There is a spot of romance, but thankfully it’s not overdone. I say that mainly because Aoife was such a brilliant kick-ass heroine, I loved that her developing feelings never changed the person she was, or became the focal point of the story. But also because, I just didn’t like Dean very much. I wanted to – I really did, but he got on my last nerve calling Aoife ‘doll’ and ‘kid’ and worst of all, ‘princess’, all the time.
Cal. Oh Cal. How I hated you. For 2/3rds of this book. And then – Kittredge totally did it again and did a full 180 on me. Aoife and Cal’s friendship suddenly took on a whole new meaning and I loved it. Looking back – there were subtle clues all along. Don’t ever change Cal.
Kittredge word’s evoke such a strong atmosphere you really felt you as though you were there. Though it took me a while to settle into, I ended up loving this story. Sure, some parts were a little clunky and hard to follow but The Iron Thorn was just such a distinct and unique read. Parts were incredibly creepy and the descriptions so vivid – I just wanted to illustrate it. I love love loved the steampunk imagery and Victorian vibe and the sheer detail was just great – I’m no expert on steampunk in general, but I think those who love the genre will be happy with The Iron Thorn. Just the mechanisms of Aoife’s ancestral home were fantastic! I found myself itching to explore that house…
The Iron Thorn is a steampunk novel, but it also has elements of a dystopian, the paranormal, romance, coming-of-age, a journey, witchcraft and sorcery. There are ghouls, mechanical monsters, fey, gatekeepers, mythical creatures, heretics, and sky pirates! There’s a necrovirus that causes people go insane, a controlling government hiding something, secret letters written in invisible ink, the Weird, a mysterious family history, creepy mists concealing another world and a heroine you can really root for, one that holds her own and makes human mistakes. Could this novel get any cooler!?
It’s by no means perfect and The Iron Thorn certainly won’t be for everyone but there is lots to get excited over and I would urge everyone to give it a go. It finishes not quite on a cliffhanger but with a perfect set up for the next book.
‘There are seventeen madhouses in the city of Lovecraft. I’ve visited all of them.
My mother likes to tell me her dreams when I visit. She sits in the window of the Cristobel Charitable Asylum and strokes the iron bars covering the glass like they are the strings of a harp. “I went to the lily field last night,” she murmurs.

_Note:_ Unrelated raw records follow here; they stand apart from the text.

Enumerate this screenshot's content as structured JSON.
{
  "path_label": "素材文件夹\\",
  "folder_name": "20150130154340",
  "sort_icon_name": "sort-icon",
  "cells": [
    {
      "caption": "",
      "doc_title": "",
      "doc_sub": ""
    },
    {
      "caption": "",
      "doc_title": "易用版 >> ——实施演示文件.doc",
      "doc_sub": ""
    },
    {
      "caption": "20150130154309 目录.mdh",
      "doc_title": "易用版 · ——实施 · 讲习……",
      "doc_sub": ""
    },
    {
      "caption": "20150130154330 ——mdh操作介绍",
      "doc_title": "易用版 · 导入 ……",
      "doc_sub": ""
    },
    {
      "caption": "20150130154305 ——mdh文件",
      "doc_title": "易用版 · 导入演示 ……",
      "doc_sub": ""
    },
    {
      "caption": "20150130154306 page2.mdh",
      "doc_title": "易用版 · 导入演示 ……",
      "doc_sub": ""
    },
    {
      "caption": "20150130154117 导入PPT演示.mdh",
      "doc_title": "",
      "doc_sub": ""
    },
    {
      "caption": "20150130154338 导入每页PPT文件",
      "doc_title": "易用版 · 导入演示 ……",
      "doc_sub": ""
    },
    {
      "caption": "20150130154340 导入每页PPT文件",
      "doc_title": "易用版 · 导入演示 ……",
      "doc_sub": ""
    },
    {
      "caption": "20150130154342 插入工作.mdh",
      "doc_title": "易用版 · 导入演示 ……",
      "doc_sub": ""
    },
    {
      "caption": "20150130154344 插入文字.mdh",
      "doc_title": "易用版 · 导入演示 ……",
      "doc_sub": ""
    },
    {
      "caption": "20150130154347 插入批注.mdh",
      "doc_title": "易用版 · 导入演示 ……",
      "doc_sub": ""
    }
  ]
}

Her dreams are never dreams. They are always journeys, explorations, excavations of her mad mind, or, if her mood is bleak, ominous portents for me to heed. The smooth brass gears of my chronometer churned past four-thirty and I put it back in my shirt pocket. Soon the asylum would close to visitors and I could go home. The dark came early in October. It’s not safe for a girl to be out walking on her own, in Hallows’ Eve weather.
I called it that, the sort of days when the sky was the same color as the smoke from the Nephilim Foundry across the river, and you could taste winter on the back of your tongue.’
~ page 1.
Recommended Reading Age: 16+